====== Working data

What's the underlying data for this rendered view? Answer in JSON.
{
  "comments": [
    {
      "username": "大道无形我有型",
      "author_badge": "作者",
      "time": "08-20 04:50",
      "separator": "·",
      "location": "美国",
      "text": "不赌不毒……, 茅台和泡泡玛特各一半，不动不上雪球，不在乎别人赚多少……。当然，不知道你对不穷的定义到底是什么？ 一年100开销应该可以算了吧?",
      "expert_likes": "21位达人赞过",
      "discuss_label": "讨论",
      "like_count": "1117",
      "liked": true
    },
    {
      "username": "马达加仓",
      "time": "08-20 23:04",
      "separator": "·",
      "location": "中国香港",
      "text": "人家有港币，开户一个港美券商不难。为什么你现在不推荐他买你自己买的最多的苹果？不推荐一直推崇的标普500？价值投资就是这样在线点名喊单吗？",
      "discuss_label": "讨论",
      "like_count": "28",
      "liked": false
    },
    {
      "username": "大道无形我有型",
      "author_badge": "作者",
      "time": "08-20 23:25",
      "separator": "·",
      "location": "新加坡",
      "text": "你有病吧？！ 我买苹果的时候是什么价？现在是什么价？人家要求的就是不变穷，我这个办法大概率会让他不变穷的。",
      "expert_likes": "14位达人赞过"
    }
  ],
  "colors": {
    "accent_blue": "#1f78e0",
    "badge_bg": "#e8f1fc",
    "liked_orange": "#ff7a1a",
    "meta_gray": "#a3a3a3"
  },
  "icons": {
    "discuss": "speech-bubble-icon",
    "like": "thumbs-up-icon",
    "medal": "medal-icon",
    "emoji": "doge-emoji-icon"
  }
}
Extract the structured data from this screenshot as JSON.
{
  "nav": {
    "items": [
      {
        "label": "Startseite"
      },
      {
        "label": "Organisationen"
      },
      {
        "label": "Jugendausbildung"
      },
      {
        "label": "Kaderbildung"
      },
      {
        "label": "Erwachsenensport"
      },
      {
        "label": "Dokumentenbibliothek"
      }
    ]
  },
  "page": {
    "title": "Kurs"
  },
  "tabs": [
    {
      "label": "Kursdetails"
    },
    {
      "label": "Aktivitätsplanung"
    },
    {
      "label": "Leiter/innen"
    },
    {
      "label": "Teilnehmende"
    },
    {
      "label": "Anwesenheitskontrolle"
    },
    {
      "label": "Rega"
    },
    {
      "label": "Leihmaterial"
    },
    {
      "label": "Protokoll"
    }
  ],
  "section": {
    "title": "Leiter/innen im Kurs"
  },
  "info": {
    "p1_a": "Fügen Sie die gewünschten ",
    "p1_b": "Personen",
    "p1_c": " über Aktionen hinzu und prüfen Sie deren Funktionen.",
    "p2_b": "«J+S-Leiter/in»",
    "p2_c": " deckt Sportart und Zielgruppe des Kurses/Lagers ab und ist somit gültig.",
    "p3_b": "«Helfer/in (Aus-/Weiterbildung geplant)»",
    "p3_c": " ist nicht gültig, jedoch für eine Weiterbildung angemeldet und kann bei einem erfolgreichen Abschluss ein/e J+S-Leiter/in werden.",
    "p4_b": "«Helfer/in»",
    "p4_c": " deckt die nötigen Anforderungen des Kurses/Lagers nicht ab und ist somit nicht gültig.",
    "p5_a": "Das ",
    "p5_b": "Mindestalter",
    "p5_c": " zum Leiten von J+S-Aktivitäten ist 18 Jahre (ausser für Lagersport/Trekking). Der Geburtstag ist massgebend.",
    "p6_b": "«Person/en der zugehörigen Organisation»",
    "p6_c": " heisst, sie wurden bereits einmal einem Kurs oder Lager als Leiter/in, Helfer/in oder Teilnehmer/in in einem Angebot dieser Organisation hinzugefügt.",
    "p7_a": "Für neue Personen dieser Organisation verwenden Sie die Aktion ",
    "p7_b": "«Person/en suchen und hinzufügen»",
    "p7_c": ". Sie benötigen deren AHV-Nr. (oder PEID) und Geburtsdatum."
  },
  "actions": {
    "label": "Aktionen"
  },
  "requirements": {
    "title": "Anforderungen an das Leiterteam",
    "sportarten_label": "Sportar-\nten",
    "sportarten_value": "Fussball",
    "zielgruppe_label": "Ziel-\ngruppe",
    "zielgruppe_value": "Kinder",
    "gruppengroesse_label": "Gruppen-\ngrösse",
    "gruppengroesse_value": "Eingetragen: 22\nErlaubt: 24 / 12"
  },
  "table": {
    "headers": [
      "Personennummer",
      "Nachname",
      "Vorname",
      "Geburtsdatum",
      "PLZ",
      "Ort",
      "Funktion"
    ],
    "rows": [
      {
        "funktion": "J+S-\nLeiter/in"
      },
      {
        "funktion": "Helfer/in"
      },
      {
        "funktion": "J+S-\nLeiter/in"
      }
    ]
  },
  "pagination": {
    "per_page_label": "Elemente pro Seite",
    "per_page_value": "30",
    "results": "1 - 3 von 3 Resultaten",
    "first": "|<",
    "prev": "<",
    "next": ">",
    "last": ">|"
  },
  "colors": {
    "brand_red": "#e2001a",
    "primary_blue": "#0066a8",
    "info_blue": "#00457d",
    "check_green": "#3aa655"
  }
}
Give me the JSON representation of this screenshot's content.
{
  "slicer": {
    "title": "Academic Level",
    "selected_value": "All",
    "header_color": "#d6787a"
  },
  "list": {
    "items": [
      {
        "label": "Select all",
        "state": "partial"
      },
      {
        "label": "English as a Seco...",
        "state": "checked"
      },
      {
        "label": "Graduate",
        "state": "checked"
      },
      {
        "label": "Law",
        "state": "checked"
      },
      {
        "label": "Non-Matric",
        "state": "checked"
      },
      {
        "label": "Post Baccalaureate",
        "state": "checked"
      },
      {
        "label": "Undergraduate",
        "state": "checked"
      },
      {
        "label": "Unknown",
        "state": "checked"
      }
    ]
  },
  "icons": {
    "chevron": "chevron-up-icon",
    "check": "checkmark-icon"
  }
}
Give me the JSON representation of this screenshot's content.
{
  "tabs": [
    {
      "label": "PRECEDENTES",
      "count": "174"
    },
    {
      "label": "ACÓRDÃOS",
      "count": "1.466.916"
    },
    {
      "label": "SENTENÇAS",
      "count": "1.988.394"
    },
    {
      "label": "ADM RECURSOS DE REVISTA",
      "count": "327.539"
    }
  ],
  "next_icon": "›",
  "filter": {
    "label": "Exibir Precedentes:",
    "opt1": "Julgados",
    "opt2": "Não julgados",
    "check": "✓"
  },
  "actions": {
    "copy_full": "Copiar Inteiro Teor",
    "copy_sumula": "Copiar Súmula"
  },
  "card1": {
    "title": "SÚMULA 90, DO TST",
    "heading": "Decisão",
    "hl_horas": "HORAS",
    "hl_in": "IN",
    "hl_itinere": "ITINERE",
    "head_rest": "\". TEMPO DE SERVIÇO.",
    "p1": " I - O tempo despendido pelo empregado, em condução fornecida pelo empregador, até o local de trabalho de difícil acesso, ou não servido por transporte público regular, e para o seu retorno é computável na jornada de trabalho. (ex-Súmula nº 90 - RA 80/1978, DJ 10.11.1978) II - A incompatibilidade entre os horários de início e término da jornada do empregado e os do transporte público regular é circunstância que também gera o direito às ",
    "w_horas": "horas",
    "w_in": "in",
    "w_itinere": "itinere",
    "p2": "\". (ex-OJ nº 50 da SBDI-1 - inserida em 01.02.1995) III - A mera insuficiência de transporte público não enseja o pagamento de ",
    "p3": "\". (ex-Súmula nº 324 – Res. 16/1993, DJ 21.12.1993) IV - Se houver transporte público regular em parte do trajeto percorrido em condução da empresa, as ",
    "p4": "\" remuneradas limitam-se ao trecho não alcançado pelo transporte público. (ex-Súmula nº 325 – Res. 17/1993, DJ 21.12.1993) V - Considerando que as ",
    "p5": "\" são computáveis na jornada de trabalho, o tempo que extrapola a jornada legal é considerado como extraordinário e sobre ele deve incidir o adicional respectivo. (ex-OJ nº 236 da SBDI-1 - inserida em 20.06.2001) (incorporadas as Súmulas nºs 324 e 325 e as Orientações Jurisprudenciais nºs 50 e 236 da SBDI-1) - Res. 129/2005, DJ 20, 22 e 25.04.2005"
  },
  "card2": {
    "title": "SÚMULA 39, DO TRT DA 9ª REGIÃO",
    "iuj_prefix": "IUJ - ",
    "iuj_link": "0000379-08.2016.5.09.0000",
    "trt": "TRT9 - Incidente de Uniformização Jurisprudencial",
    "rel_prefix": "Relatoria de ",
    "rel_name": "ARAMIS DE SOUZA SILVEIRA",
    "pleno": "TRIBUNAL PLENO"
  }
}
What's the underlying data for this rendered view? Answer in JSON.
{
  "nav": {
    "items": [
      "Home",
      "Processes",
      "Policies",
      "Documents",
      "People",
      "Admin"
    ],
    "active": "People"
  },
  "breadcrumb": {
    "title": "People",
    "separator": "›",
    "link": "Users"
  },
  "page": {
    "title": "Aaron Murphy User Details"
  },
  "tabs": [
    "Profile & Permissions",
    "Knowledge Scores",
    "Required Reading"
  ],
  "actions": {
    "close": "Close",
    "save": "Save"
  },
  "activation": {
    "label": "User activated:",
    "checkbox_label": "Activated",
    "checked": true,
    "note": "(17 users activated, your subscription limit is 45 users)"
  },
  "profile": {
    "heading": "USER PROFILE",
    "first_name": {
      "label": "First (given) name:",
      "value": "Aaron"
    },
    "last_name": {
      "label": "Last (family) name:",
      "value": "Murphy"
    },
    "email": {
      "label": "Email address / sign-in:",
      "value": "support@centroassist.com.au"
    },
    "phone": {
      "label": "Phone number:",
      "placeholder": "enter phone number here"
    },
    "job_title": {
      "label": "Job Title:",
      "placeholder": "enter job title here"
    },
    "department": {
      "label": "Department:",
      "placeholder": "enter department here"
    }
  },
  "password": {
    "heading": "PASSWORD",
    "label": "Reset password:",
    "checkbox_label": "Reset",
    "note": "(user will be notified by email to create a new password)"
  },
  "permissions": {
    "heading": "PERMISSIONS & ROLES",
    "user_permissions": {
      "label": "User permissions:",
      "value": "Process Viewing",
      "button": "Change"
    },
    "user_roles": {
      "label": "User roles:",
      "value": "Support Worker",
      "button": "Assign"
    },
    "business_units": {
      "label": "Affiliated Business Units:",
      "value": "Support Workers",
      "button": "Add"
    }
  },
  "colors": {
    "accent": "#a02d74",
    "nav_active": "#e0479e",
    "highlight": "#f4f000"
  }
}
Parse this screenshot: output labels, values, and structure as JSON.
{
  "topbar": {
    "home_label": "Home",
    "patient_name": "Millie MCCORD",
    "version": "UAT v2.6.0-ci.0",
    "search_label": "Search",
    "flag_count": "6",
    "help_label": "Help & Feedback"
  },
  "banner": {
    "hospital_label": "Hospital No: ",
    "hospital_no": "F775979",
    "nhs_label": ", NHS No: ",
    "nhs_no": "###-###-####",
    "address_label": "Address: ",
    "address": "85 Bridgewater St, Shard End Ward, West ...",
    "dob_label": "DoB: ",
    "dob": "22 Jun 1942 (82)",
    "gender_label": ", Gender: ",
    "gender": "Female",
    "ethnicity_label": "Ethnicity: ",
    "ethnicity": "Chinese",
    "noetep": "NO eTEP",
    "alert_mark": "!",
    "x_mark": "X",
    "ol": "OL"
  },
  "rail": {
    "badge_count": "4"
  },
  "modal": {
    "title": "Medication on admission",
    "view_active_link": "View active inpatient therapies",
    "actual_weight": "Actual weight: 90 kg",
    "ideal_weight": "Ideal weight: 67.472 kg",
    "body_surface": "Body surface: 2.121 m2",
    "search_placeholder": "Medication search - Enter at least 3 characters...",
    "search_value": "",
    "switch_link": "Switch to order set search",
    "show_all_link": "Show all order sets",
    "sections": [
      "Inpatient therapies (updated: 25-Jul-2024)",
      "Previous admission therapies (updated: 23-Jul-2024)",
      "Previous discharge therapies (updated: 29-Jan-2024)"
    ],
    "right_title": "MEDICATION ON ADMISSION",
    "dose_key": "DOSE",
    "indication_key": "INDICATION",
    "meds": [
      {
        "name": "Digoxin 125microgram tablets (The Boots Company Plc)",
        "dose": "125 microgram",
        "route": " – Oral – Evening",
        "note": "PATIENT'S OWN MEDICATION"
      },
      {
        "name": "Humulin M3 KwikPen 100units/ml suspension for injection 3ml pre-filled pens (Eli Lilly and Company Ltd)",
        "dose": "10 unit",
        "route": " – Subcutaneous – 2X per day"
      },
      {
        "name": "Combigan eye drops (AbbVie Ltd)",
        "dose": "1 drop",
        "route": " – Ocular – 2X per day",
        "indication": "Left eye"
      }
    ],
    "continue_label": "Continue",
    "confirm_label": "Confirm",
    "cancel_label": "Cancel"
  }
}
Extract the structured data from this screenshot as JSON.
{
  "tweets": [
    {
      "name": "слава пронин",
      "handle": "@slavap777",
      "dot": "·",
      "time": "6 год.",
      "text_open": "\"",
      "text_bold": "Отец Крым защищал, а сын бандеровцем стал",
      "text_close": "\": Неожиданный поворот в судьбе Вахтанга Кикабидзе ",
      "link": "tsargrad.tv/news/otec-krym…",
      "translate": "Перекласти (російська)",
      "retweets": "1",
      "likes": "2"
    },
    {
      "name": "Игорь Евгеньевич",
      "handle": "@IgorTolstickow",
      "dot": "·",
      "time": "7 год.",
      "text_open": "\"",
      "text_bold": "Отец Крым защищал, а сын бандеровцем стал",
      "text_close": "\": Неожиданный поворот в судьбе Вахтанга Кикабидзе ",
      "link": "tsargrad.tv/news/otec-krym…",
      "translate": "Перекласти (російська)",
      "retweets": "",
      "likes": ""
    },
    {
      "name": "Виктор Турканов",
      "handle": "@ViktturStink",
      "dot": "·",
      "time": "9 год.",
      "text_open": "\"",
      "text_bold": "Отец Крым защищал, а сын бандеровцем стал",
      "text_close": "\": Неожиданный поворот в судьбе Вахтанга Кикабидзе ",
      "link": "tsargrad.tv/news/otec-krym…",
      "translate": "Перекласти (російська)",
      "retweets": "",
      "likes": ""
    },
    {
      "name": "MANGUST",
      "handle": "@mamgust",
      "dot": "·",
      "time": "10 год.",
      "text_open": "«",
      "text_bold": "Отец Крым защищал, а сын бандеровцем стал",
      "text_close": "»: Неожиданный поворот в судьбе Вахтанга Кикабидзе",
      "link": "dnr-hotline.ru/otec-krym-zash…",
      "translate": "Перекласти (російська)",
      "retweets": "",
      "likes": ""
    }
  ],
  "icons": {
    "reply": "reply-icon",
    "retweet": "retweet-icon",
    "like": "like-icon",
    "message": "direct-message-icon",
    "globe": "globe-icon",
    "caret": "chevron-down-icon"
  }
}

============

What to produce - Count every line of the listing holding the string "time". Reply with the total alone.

Solution to the problem - 7